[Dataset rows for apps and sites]
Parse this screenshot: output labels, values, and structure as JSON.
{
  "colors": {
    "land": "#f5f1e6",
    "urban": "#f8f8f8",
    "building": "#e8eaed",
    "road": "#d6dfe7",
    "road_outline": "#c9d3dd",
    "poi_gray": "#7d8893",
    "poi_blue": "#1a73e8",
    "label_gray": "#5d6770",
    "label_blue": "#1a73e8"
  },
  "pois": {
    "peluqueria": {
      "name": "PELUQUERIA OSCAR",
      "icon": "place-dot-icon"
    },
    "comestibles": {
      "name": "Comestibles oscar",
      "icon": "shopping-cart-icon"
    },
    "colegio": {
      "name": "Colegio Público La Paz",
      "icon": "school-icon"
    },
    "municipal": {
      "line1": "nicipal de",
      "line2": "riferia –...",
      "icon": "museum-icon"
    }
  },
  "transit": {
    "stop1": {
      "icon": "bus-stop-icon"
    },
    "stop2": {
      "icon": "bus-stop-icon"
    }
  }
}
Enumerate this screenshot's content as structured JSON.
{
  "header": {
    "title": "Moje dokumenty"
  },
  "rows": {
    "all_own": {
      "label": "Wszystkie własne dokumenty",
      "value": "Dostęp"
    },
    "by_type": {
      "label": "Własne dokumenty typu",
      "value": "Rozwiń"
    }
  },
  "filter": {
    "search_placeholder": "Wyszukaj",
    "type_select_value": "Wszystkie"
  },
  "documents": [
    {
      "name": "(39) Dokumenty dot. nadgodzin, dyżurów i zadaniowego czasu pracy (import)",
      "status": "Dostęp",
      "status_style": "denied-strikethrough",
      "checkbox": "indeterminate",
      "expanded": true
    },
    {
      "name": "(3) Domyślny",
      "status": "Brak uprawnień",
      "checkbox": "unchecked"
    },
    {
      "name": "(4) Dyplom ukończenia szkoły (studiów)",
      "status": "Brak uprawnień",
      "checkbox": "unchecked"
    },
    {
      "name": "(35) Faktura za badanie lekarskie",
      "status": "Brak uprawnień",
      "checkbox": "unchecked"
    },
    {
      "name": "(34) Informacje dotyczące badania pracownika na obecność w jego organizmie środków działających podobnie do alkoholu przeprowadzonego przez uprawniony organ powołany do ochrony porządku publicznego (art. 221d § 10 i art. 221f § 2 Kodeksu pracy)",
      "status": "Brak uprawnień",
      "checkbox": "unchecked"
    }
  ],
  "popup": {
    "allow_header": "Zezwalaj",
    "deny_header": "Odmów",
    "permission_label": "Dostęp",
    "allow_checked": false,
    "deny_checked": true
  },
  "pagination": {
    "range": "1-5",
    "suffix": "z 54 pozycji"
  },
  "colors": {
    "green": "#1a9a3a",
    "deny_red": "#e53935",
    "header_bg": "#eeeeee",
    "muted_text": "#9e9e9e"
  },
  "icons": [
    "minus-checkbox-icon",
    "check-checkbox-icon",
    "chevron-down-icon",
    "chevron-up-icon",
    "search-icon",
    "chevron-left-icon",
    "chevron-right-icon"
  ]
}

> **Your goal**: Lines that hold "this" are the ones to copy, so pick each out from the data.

> **Written response**:
Parse this screenshot: output labels, values, and structure as JSON.
Enumerate this screenshot's content as structured JSON.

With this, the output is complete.